DATA IN THIS EXERCISE Block Start

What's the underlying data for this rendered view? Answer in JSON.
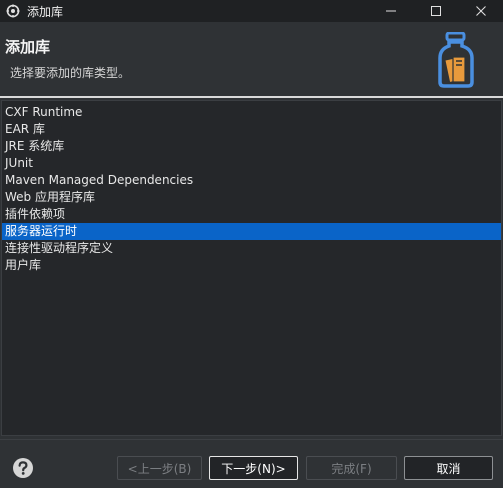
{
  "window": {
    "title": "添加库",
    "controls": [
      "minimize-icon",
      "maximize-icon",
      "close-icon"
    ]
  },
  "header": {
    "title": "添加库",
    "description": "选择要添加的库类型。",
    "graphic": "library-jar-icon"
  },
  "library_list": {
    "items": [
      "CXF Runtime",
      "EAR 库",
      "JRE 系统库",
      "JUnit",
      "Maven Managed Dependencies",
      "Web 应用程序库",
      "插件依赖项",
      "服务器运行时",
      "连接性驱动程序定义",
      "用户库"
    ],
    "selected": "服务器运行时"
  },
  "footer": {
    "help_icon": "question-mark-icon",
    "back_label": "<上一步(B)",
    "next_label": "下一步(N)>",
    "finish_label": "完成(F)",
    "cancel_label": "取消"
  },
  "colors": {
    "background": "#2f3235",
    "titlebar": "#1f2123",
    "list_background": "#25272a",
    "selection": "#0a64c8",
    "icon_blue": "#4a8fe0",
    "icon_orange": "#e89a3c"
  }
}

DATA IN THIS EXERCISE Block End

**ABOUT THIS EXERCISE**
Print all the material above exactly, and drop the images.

**RESPONSE BELOW**
What's the underlying data for this rendered view? Answer in JSON.
{
  "window": {
    "title": "添加库",
    "controls": [
      "minimize-icon",
      "maximize-icon",
      "close-icon"
    ]
  },
  "header": {
    "title": "添加库",
    "description": "选择要添加的库类型。",
    "graphic": "library-jar-icon"
  },
  "library_list": {
    "items": [
      "CXF Runtime",
      "EAR 库",
      "JRE 系统库",
      "JUnit",
      "Maven Managed Dependencies",
      "Web 应用程序库",
      "插件依赖项",
      "服务器运行时",
      "连接性驱动程序定义",
      "用户库"
    ],
    "selected": "服务器运行时"
  },
  "footer": {
    "help_icon": "question-mark-icon",
    "back_label": "<上一步(B)",
    "next_label": "下一步(N)>",
    "finish_label": "完成(F)",
    "cancel_label": "取消"
  },
  "colors": {
    "background": "#2f3235",
    "titlebar": "#1f2123",
    "list_background": "#25272a",
    "selection": "#0a64c8",
    "icon_blue": "#4a8fe0",
    "icon_orange": "#e89a3c"
  }
}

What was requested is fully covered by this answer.